Hospitalist Program Pricing and Terms: What’s Really Important?

Of course it comes down to terms and pricing, but when we talk to clients, past and present, they always come back to the one thing that really makes the difference: people.

Even in the fierce world of physician recruitment and hospital medical services, the make-or-break decision for hospitals often comes down to rapport, especially when the contract is up for renewal.

We recently heard a story proving our premise. A hospital chose to go “in house” for physician hiring. They alerted their hospitalist provider, which tried to convince the hospital otherwise. When it didn’t work, the provider “got even.” It immediately withdrew all physicians. C’est la vie. The hospital was shocked and was left holding the bag. Now the provider’s reputation is worse than today’s housing market.

How can hospitals, hospitalist providers and all the people involved in patient care exceed their corporate and individual expectations? How can they become—and grow—into professional leaders? Here’s how.

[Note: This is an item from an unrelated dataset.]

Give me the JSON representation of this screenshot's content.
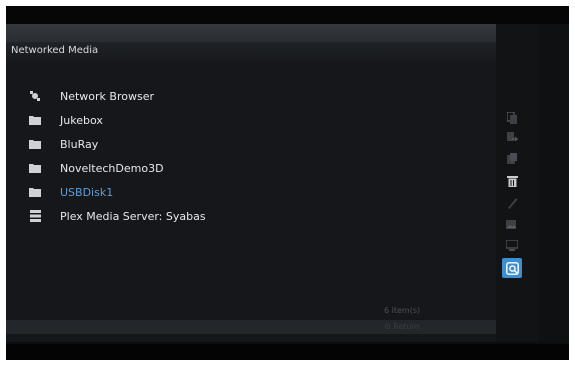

3 Reminders for Hospital and Personal Growth

Pursue Alignment. Getting aligned organizationally and personally is a challenge, hospital or no hospital. Hospitalists and hospital personnel alike can align and collaborate – it’s doable. Leadership expert Stephen Covey says alignment is about companies walking the talk. “Many times organizations claim that people are important but in fact the structures and systems (don’t recognize) that people are an asset and the most significant resource,” he said.

Break from the Busyness. This just may be more difficult than alignment. It’s an individual mission. We can all agree that there aren’t enough hours in the day but deeming actions beyond our job description are more than perceived clock stoppers. The net result of breaking from busyness yields greater outcomes for the organization and the individual.

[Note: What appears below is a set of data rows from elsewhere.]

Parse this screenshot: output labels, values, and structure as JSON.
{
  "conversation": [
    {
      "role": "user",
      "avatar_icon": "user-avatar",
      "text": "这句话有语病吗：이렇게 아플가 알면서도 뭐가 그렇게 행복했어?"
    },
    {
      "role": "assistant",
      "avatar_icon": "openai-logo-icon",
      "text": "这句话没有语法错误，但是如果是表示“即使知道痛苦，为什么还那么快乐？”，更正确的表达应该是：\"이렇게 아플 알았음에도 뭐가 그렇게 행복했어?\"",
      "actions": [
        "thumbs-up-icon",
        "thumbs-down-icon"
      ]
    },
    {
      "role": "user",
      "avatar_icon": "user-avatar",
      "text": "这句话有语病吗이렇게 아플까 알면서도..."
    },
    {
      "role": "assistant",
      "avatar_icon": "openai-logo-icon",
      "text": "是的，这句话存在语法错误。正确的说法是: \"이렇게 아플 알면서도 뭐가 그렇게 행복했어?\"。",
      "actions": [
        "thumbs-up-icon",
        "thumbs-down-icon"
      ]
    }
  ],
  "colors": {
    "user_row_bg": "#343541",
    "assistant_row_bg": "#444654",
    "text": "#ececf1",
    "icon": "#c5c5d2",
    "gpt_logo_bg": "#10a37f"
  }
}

Encourage Earaches. Rapport and relationship are like a two-way road. If you speed north and another car speeds south, the pass-by is hardly noticed. A slower pace — even avoiding the “roll through” at a stop sign — starts conversation and effective communications. The most important aspect to be effective — listening. That’s why we encourage earaches. Listen so much it almost hurts.

None of these are breakthrough truths, but they do remind us that while business matters.

It’s really all about the people.